Last Tuesday was Shrove Tuesday, the beginning of Lent, a time when many Christians prepare for Easter by observing a period of fasting, repentance, moderation and spiritual discipline. A period to set aside time for reflection on Christ — his suffering and his sacrifice, his life, death, burial and resurrection.

Last Tuesday was Shrove Tuesday, the beginning of Lent, a time when many Christians prepare for Easter by observing a period of fasting, repentance, moderation and spiritual discipline. A period to set aside time for reflection on Christ — his suffering and his sacrifice, his life, death, burial and resurrection.

Shrove Tuesday is sometimes known as Pancake Day (no offense to the Kiwanis) as pancakes were traditionally eaten as a way to indulge yourself and use up fat, butter and eggs, the foods not allowed in Lent. It's also called Fat Tuesday (in French, Mardi = Tuesday; Gras = fat) for the same reason. These days, many churches, like St. Peter's, hold a community pancake supper to maintain the tradition. Some hold annual pancake races and pancake flipping contests.

"Shrove" is the past tense of the word "shrive," which means to hear a confession, assign penance, and absolve from sin. When a person has been "shriven," he has confessed his sins, been assured of God's forgiveness, and been given spiritual advice. The term survives today in ordinary usage in the expression "short shrift". To give someone short shrift is to pay very little attention to his excuses or problems. (Who among has not had the experience of getting the "short shrift" when it comes to the afflictions of our lives?) The longer expression is, "to give him short shrift and a long rope," which formerly meant to hang a criminal with a minimum of delay.

Shrove Tuesday is also the day before Ash Wednesday in the Catholic church. The day on which the priest marks the head of worshipers with black ashes in the shape of a cross as he says, "Remember that thou art dust, and to dust though shall return." It's my favorite ritual  in the Catholic liturgy as it says, quite simply, "Wake up! It's time for a little self reflection." (Sometimes I like to lighten it up a little by acknowledging astrophysics — which has confirmed we are made of the same material as the stars — so that it becomes, "Remember that thou art star dust, and to star dust though shall return.")

Still, it's a hard thing to do, to wake up, that is, and deal with the realities of life and reflect on my mistakes, my wrong roads taken. Lucky for me I have some guideposts for the road ahead in the liturgy and stories of Lent — the temptations of Jesus in the desert, the prodigal son, the tale of Martha and Mary, and, most importantly, the passion of Christ.

I suppose it was no coincidence that, earlier Tuesday morning, I'd been working with someone on some very painful life issues and we had spoken to it being the Lenten season.

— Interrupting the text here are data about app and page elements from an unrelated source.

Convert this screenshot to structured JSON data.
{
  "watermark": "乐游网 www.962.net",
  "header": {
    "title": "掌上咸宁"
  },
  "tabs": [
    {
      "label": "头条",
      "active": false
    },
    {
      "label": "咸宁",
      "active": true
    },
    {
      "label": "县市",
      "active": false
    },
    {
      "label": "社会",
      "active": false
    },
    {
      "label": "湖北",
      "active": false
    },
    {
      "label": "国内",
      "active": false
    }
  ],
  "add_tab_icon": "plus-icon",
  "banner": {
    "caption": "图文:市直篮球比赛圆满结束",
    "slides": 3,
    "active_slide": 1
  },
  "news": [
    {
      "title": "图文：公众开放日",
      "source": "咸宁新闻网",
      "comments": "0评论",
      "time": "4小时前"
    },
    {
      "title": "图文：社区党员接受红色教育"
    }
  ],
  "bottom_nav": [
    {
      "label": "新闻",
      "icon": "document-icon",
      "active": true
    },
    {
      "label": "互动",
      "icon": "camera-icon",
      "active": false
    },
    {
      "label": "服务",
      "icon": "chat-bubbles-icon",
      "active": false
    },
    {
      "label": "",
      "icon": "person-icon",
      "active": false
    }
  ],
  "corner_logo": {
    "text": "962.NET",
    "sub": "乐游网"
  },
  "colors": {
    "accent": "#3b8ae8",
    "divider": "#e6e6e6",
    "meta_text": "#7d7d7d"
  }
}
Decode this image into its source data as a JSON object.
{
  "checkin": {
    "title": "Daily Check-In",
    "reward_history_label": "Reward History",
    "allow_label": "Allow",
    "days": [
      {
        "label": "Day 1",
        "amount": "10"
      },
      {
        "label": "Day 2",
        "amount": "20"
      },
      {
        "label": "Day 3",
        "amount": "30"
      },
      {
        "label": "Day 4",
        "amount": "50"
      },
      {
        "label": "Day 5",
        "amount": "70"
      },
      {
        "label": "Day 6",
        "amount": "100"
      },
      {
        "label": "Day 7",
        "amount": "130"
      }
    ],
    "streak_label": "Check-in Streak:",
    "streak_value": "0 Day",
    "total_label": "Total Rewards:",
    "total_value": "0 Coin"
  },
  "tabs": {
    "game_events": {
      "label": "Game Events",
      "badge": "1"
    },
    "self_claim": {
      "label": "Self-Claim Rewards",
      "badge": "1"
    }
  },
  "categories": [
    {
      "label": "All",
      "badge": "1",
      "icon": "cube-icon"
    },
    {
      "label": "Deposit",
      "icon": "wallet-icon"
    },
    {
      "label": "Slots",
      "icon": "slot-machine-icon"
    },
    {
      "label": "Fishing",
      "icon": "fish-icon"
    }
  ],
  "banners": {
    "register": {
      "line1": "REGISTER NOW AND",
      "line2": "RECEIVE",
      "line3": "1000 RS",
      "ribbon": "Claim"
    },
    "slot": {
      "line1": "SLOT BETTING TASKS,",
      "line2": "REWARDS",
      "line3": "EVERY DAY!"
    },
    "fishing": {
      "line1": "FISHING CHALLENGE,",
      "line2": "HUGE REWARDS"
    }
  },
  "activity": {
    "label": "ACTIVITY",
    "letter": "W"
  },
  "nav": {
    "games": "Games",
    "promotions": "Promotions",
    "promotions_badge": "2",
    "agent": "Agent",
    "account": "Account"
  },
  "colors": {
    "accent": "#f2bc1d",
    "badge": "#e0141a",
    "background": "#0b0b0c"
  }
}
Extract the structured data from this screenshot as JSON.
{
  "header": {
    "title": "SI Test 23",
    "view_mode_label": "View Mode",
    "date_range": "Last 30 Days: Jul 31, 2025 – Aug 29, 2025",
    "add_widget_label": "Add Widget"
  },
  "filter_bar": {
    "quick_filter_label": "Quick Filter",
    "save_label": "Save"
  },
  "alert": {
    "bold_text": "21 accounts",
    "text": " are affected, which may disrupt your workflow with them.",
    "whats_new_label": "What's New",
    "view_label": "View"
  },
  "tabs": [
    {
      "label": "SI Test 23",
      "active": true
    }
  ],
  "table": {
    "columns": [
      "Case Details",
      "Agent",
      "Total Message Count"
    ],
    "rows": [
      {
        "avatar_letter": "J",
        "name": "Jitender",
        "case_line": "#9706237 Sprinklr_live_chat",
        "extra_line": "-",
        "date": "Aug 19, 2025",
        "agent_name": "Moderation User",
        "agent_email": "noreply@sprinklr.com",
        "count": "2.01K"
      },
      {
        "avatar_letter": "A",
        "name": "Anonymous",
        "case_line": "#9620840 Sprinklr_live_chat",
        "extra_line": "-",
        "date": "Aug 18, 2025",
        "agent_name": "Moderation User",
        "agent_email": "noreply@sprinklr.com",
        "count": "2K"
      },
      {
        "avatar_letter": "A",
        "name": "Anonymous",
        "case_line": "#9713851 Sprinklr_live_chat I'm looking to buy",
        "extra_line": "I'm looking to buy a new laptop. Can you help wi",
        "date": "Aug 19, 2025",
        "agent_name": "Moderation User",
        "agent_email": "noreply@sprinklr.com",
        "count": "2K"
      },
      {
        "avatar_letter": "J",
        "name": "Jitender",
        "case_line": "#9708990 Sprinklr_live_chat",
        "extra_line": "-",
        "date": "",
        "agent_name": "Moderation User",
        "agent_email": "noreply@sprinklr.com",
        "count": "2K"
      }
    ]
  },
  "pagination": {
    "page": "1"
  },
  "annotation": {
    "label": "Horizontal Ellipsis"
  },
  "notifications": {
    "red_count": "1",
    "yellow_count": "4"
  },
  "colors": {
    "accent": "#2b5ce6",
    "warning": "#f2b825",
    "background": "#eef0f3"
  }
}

Part of what we talked about was the passion and how it provides lessons and guidance for the struggles we face — the dread of going through an upcoming painful situation symbolized in The Agony In the Garden; the physical pain associated with life by The Scourging; life's mental anguish by The Crowning with Thorns; packing the burdens of life by The Carrying of the Cross;  dying to old ways of being by The Crucifixion; being reborn to spiritual awareness in The Resurrection; and, the move toward a higher states of spiritual awareness in The Ascension.

W.W. O'Bryan wrote me in an e-mail later in the week about the Jesus in the desert and how it relates to the human condition, "Since repentance, forgiveness, and belief are so central to Christian living, proclaiming the gospel means that we turn from our sinful ways, forgive others, and express our belief by saying yes to God’s will for us.  None of these is easy to do, which is why proclaiming the gospel is a lifelong mission.   Proclaiming the gospel doesn’t mean we all have to go out on street corners and be Bible thumpers.  More eloquent proclamation than words (even sacred words) is the life we live."

The life we live, indeed.

I'm of the notion that one of the main reasons we gather at church or in community is to remind us that, even though we may be alone on the wayfaring journey of life, there are others on a parallel way. And this sharing of the pilgrimage, though most times unspoken, is most precious.

Walking west up the alley from St. Peter's Episcopal church on Shrove Tuesday, buoyed on the purple afterglow of a winter sunset, I found myself feeling unforced gratitude.  No doubt it had something to do with the heavenly aroma of the pancakes and sausage I was carrying home to share with Linda. Regardless, it was as if I'd broken through a sheath of some kind, and was able, for a fleeting moment, to not only accept my life with its endless paradoxes, but experience the grace of the parallel way.

J.T. Knoll is a writer, speaker and prevention and wellness coordinator at Pittsburg State University. He also operates Knoll Wellness Training & Consulting in Pittsburg. He can be reached at 231-0499 or jtknoll@swbell.net.